WHAT THE TASK ASKS: Once you have read the records below, restate them word for word.

(Extracted records)
══════════════════════════════

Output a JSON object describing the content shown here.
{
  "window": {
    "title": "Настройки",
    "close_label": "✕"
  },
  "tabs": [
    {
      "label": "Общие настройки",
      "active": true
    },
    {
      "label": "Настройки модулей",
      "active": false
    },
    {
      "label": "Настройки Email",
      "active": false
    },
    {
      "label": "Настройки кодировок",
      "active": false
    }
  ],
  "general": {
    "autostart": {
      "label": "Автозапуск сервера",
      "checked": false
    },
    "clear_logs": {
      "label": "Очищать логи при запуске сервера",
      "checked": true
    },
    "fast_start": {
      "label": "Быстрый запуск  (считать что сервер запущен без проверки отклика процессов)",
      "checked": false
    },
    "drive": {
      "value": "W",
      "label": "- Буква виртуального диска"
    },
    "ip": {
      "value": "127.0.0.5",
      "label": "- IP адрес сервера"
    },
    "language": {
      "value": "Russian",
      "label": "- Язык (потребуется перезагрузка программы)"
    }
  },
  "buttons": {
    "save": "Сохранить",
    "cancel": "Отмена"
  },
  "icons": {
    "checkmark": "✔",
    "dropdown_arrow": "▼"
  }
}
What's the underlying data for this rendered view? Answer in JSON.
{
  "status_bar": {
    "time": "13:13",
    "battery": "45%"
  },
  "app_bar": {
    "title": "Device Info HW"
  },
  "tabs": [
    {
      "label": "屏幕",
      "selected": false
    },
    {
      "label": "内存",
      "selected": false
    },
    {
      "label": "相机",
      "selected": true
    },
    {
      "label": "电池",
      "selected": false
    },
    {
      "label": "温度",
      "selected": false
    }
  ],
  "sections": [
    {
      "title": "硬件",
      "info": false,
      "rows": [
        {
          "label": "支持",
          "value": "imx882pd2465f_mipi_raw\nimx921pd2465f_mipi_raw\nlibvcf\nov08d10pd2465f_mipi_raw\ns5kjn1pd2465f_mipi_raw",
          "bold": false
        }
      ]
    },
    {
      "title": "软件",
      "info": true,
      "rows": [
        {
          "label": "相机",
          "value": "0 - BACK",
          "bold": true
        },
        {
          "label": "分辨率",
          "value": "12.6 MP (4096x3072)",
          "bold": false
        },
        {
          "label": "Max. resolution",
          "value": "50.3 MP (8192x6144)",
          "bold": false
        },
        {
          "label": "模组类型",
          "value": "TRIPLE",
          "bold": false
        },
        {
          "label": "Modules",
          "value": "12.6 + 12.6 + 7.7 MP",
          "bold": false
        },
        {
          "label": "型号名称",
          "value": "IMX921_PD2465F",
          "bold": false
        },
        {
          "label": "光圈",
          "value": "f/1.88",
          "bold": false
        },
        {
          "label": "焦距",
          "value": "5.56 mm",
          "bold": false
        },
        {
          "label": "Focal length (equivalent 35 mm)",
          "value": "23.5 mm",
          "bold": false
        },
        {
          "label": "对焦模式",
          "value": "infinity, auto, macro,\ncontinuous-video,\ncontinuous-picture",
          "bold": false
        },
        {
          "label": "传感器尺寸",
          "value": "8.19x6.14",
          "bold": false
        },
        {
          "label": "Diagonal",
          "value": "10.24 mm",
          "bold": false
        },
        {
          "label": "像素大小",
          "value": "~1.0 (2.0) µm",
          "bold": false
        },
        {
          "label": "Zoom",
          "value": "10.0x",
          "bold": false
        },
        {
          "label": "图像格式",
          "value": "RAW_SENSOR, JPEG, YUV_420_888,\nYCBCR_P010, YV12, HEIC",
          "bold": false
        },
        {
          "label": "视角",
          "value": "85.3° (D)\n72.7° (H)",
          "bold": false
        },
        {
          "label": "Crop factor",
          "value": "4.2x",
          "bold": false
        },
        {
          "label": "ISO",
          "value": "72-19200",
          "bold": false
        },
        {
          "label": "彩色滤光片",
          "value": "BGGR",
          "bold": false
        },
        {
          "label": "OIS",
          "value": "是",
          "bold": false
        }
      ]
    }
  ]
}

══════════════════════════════

RESULT FOR THIS EXERCISE:
Output a JSON object describing the content shown here.
{
  "window": {
    "title": "Настройки",
    "close_label": "✕"
  },
  "tabs": [
    {
      "label": "Общие настройки",
      "active": true
    },
    {
      "label": "Настройки модулей",
      "active": false
    },
    {
      "label": "Настройки Email",
      "active": false
    },
    {
      "label": "Настройки кодировок",
      "active": false
    }
  ],
  "general": {
    "autostart": {
      "label": "Автозапуск сервера",
      "checked": false
    },
    "clear_logs": {
      "label": "Очищать логи при запуске сервера",
      "checked": true
    },
    "fast_start": {
      "label": "Быстрый запуск  (считать что сервер запущен без проверки отклика процессов)",
      "checked": false
    },
    "drive": {
      "value": "W",
      "label": "- Буква виртуального диска"
    },
    "ip": {
      "value": "127.0.0.5",
      "label": "- IP адрес сервера"
    },
    "language": {
      "value": "Russian",
      "label": "- Язык (потребуется перезагрузка программы)"
    }
  },
  "buttons": {
    "save": "Сохранить",
    "cancel": "Отмена"
  },
  "icons": {
    "checkmark": "✔",
    "dropdown_arrow": "▼"
  }
}
What's the underlying data for this rendered view? Answer in JSON.
{
  "status_bar": {
    "time": "13:13",
    "battery": "45%"
  },
  "app_bar": {
    "title": "Device Info HW"
  },
  "tabs": [
    {
      "label": "屏幕",
      "selected": false
    },
    {
      "label": "内存",
      "selected": false
    },
    {
      "label": "相机",
      "selected": true
    },
    {
      "label": "电池",
      "selected": false
    },
    {
      "label": "温度",
      "selected": false
    }
  ],
  "sections": [
    {
      "title": "硬件",
      "info": false,
      "rows": [
        {
          "label": "支持",
          "value": "imx882pd2465f_mipi_raw\nimx921pd2465f_mipi_raw\nlibvcf\nov08d10pd2465f_mipi_raw\ns5kjn1pd2465f_mipi_raw",
          "bold": false
        }
      ]
    },
    {
      "title": "软件",
      "info": true,
      "rows": [
        {
          "label": "相机",
          "value": "0 - BACK",
          "bold": true
        },
        {
          "label": "分辨率",
          "value": "12.6 MP (4096x3072)",
          "bold": false
        },
        {
          "label": "Max. resolution",
          "value": "50.3 MP (8192x6144)",
          "bold": false
        },
        {
          "label": "模组类型",
          "value": "TRIPLE",
          "bold": false
        },
        {
          "label": "Modules",
          "value": "12.6 + 12.6 + 7.7 MP",
          "bold": false
        },
        {
          "label": "型号名称",
          "value": "IMX921_PD2465F",
          "bold": false
        },
        {
          "label": "光圈",
          "value": "f/1.88",
          "bold": false
        },
        {
          "label": "焦距",
          "value": "5.56 mm",
          "bold": false
        },
        {
          "label": "Focal length (equivalent 35 mm)",
          "value": "23.5 mm",
          "bold": false
        },
        {
          "label": "对焦模式",
          "value": "infinity, auto, macro,\ncontinuous-video,\ncontinuous-picture",
          "bold": false
        },
        {
          "label": "传感器尺寸",
          "value": "8.19x6.14",
          "bold": false
        },
        {
          "label": "Diagonal",
          "value": "10.24 mm",
          "bold": false
        },
        {
          "label": "像素大小",
          "value": "~1.0 (2.0) µm",
          "bold": false
        },
        {
          "label": "Zoom",
          "value": "10.0x",
          "bold": false
        },
        {
          "label": "图像格式",
          "value": "RAW_SENSOR, JPEG, YUV_420_888,\nYCBCR_P010, YV12, HEIC",
          "bold": false
        },
        {
          "label": "视角",
          "value": "85.3° (D)\n72.7° (H)",
          "bold": false
        },
        {
          "label": "Crop factor",
          "value": "4.2x",
          "bold": false
        },
        {
          "label": "ISO",
          "value": "72-19200",
          "bold": false
        },
        {
          "label": "彩色滤光片",
          "value": "BGGR",
          "bold": false
        },
        {
          "label": "OIS",
          "value": "是",
          "bold": false
        }
      ]
    }
  ]
}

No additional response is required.